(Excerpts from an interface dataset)
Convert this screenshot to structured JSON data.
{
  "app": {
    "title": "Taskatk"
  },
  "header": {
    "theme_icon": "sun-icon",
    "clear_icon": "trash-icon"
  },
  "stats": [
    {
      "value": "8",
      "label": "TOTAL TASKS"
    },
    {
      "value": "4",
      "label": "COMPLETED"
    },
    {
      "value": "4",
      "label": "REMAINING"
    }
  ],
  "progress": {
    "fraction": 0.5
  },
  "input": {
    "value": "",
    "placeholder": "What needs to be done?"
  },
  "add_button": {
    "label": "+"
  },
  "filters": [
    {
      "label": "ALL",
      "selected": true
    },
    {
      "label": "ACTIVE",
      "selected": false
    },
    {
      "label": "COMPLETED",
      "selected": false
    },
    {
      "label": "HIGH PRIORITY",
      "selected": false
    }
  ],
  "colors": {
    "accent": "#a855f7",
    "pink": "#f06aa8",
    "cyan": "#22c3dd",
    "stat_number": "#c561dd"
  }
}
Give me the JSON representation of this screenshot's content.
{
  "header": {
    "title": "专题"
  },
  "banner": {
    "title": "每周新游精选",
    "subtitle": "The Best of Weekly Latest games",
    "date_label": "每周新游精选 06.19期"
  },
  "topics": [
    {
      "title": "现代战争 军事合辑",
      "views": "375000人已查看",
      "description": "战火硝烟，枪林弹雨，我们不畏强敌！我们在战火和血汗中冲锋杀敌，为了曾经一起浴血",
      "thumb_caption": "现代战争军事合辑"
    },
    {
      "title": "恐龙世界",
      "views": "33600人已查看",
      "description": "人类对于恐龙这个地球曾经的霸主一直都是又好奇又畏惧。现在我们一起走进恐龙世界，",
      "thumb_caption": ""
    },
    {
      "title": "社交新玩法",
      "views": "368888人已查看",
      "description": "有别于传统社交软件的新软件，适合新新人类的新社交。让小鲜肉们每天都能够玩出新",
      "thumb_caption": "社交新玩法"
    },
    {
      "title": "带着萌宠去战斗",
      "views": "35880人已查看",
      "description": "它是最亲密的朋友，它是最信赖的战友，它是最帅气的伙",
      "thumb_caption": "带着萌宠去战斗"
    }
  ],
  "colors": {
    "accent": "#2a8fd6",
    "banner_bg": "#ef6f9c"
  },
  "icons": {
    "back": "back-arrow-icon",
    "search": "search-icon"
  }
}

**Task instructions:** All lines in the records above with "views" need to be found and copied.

**Finished exercise:**
      "views": "375000人已查看",
      "views": "33600人已查看",
      "views": "368888人已查看",
      "views": "35880人已查看",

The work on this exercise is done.